On one hand, it’s extremely important to get the renewable tax credits passed, and Republicans have made it very clear they won’t allow that to happen unless they get some drilling. As usual, Dems don’t have the votes to overcome united Republican opposition, so the choice is to let the credits go down in flames — and get tagged as ineffectual on the most hot-potato political issue of the season — or give some ground on drilling. Yes, things would be different if the media were better at covering this stuff accurately; they’d be different if champions of renewables had better messaging around gas prices; they’d be different if Reid knew how to work a Republican filibuster to his advantage. But they are not different, so there it is. In that context I’m not sure it’s crazy for Obama to express openness to compromise (he is in the Senate, remember).
On the other hand, the mistake the Dems make again and again is to approach these contretemps as good-faith policy disputes. That’s just not how the R’s are thinking. For them this is a pure partisan political battle, and right now they have the advantage — this is virtually the only issue where they have it. It is in their best interests not to pass legislation. They want to keep the issue in the public eye. Right now their best move is to maximize their demands and hold a hard line. That allows them to appear to champion solutions while blocking any actual legislation — and to attack the "do-nothing Congress." They’ll do what they did with the energy bill — fight it off, hack it down to nothing, and then take credit for it.

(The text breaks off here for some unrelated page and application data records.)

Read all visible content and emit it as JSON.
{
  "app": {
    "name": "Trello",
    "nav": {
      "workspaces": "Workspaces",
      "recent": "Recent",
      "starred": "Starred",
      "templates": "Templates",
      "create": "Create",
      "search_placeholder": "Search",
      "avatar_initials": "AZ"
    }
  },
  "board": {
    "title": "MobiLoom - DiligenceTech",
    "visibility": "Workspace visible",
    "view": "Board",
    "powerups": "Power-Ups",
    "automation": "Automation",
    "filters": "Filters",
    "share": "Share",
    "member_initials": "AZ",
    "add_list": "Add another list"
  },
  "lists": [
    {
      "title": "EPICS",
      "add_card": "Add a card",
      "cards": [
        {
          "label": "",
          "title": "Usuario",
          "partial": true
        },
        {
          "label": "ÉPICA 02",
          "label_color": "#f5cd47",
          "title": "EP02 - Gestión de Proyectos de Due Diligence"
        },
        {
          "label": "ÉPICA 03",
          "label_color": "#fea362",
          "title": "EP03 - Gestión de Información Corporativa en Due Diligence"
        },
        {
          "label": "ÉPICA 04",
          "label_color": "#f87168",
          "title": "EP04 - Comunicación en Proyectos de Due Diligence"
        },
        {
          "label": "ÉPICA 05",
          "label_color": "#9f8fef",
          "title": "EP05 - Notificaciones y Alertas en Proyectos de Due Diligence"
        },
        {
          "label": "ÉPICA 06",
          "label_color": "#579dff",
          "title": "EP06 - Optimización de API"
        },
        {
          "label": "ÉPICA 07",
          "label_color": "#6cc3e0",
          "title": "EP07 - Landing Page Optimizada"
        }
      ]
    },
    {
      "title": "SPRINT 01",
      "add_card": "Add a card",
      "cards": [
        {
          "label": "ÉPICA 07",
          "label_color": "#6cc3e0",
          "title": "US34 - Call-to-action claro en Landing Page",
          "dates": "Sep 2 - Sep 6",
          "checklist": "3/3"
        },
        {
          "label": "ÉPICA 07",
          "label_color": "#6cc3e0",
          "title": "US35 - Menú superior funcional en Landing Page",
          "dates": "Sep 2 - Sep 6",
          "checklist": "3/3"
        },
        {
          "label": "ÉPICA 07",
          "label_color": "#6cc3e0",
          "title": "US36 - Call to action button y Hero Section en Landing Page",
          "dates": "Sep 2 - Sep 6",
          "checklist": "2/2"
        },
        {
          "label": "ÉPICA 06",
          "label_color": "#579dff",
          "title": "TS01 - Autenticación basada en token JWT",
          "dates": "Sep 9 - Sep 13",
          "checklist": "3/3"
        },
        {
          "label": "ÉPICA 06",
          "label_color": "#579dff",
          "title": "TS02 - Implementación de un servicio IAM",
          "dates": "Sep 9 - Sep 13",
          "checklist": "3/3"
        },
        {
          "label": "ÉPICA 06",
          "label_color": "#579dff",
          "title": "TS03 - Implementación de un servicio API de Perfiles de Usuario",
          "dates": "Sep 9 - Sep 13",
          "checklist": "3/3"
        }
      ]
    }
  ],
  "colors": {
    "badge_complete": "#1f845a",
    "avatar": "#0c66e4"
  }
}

In that context, I’d rather see Obama and the Dems accept that there will be no bill this session and plan for how to pin it on the Republicans. Next year — and it isn’t that far away — will look very different.